"What you really want when a backup comes in, is you want to not have to change your entire offense up to mask a weakness," Kelce said. "I thought both of those guys went in there and did phenomenal. … So (for Driscoll) to be able to go out there and play left tackle against a good front, 1-on-1 for much of the game, and move guys around in the run game, he’s probably, in my opinion, the player of the game."

Sanders would also be hard-pressed to find a quarterback who can do more for him in the running game than Hurts.

Defenses have to account for Hurts as a runner, who's second among NFL quarterbacks with 205 yards rushing. That also creates lanes for Sanders.

That, too, was evident Sunday. Hurts didn't have a great rushing game, gaining 38 yards on 16 carries. But on the run-pass options, when Hurts hands off inside to Sanders, then runs to the outside, a defender has to follow Hurts. That was the case on Sanders' 35-yard run up the middle to midfield late in the third quarter.

That eventually led to a field goal that gave the Eagles' a nine-point cushion early in the fourth quarter.

“He played angry, in my opinion," Hurts said. "He played with a purpose. He deserves it. He had a hell of a game."

By now, we're well aware of everything that has held Sanders back in the past, namely the injuries that kept him out of nine games the last two seasons, and the tendency to run east and west rather than north and south.

There are also a lot of mouths to feed for an offense with three star receivers in A.J. Brown, third in the NFL with 404 receiving yards, DeVonta Smith and tight end Dallas Goedert. That's in addition to Hurts running the ball.

The Eagles are the seventh team since 1970 to start a season 4-0 with at least 400 yards of offense in each game.

Maybe on another team, Sanders would be a more featured part of the offense, something that hasn't really been the case in his previous three seasons with the Eagles.

That question was still evident in the summer when both Sanders and head coach Nick Sirianni scoffed after a reporter noted that Sanders was with the second unit during a day in training camp.

Sirianni couldn't resist referencing that after the game.

"Miles Sanders is our No.1 back," he said. "There is no question about it."

Then Sirianni heaped credit on the offensive line. "I’ll take them over anybody in this league.
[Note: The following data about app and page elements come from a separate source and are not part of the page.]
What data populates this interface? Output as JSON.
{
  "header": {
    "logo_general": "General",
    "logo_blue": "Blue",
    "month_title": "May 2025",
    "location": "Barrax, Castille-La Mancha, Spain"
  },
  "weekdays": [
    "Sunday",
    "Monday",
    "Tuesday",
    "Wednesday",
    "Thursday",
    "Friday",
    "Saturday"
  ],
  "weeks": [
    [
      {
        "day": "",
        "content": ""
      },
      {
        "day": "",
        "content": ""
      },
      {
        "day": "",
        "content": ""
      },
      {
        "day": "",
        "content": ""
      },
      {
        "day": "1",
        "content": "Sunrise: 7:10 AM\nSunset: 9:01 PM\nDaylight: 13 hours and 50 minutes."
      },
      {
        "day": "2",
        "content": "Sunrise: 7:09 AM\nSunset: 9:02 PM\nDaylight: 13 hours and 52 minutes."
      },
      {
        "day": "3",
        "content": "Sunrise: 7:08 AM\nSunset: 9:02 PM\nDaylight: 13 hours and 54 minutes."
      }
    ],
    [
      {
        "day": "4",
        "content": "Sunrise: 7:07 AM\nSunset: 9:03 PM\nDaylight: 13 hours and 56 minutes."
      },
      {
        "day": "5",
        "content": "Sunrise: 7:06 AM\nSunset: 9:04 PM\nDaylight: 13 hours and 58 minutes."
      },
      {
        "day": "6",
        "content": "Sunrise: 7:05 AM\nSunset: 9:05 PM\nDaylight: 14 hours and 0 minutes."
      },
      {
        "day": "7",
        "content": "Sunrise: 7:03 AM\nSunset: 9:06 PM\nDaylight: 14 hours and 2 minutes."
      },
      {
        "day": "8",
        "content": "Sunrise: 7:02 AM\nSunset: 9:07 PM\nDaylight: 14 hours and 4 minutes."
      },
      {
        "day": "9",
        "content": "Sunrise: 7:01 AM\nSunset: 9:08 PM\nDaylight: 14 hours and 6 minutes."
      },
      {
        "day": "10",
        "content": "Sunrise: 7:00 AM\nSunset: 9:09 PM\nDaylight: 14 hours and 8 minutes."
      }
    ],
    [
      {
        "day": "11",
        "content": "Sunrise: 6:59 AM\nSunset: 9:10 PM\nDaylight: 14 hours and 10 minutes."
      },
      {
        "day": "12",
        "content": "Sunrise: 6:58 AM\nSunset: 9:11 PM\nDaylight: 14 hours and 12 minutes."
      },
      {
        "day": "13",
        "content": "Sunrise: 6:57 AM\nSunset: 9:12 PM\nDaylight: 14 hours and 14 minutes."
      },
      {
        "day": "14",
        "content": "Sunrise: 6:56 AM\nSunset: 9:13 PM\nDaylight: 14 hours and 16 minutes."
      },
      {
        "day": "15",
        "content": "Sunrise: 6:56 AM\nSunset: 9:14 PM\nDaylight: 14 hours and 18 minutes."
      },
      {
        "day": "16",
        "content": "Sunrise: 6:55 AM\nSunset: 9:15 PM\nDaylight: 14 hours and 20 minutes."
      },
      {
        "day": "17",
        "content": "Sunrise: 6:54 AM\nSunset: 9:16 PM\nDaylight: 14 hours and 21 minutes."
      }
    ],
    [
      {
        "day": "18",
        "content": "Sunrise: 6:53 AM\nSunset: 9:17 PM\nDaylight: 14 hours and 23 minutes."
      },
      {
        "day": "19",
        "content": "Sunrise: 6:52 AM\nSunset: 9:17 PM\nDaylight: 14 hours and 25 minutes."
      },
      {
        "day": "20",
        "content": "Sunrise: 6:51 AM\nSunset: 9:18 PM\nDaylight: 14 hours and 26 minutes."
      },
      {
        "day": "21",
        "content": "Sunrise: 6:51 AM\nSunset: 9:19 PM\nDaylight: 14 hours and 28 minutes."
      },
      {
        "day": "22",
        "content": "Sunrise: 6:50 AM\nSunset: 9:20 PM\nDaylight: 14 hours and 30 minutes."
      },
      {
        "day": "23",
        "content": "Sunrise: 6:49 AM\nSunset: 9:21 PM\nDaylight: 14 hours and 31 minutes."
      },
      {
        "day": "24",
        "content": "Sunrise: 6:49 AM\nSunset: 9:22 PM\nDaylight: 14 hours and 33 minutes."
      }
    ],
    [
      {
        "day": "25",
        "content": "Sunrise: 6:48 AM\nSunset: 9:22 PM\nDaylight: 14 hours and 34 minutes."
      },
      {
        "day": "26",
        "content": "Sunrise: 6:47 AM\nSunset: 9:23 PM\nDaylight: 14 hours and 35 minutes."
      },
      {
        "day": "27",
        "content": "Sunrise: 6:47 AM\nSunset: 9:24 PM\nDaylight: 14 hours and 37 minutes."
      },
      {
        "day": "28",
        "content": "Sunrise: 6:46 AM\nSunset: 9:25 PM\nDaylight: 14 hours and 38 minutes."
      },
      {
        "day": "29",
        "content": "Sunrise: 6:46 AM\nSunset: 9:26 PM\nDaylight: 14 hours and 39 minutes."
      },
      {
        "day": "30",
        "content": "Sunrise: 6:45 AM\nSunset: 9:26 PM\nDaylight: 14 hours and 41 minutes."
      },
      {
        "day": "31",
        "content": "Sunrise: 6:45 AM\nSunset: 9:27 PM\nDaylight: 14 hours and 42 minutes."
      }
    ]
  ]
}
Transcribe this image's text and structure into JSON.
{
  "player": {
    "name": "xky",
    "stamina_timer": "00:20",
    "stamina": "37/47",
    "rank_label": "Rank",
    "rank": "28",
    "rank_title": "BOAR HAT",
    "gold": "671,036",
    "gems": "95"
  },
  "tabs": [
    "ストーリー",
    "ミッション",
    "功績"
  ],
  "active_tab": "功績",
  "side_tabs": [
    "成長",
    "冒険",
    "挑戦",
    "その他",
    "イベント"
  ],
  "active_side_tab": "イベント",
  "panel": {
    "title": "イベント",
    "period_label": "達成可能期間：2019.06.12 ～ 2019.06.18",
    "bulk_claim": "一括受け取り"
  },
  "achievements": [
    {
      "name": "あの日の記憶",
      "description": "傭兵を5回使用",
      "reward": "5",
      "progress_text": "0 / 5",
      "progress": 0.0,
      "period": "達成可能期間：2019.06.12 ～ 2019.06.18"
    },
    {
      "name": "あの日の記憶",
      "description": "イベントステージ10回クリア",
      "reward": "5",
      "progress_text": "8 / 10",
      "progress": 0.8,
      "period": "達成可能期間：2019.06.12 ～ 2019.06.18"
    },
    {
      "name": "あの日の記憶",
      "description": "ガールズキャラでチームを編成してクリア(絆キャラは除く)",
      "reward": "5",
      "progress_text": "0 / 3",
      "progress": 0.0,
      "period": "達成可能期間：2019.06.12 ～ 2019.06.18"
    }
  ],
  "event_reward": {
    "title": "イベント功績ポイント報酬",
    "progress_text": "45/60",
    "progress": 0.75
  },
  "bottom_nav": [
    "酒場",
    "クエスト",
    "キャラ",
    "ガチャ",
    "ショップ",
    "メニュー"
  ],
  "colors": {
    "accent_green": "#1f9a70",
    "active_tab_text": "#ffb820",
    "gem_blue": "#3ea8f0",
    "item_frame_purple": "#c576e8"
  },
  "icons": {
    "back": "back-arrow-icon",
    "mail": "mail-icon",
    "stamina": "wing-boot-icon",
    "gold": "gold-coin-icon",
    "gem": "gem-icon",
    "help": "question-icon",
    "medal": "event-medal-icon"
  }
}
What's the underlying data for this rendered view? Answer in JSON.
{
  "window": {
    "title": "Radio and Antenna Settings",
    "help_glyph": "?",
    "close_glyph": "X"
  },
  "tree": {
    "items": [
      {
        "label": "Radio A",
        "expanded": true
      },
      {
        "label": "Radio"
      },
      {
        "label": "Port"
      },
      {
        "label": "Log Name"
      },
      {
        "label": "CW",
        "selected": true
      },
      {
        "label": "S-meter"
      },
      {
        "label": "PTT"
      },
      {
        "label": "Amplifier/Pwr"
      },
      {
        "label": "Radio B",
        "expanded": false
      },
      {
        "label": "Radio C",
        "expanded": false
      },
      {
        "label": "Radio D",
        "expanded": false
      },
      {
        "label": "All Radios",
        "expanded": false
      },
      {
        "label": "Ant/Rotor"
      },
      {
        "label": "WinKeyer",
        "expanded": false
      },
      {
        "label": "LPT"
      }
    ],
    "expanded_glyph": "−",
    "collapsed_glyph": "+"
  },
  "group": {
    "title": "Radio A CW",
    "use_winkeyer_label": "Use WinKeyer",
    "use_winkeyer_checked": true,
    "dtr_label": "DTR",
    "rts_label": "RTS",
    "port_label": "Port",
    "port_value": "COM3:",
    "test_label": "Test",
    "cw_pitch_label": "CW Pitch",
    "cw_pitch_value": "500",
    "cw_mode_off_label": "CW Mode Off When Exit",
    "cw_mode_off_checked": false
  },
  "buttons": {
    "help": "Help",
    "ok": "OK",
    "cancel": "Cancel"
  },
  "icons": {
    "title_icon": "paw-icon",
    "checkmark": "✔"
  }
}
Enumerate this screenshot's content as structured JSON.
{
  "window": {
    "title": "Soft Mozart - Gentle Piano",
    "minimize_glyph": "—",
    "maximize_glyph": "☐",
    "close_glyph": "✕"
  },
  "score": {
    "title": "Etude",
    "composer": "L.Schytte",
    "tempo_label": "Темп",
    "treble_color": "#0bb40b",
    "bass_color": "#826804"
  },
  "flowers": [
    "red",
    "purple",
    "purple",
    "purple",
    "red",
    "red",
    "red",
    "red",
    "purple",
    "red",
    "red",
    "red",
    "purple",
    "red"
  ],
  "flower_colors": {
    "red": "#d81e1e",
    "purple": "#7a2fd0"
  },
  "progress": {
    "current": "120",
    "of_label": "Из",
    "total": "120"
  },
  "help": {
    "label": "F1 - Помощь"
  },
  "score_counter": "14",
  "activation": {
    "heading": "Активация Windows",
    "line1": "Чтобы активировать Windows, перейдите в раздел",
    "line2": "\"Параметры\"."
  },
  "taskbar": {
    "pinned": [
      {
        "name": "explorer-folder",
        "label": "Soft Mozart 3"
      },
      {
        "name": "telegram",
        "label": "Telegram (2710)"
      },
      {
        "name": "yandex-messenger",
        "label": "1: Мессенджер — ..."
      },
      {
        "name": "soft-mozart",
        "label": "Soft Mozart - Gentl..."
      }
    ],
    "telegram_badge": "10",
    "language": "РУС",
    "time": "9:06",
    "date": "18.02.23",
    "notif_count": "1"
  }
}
I love that group. They are gritty. They are grimy. They are tough. They are physical."

And for Sanders, it's hard to find a better situation. If the Eagles keep winning and Sanders keeps running like this, it'll be even harder to find a better situation.

This article originally appeared on Delaware News Journal: Is Eagles' Miles Sanders pricing himself out of new deal in Philly?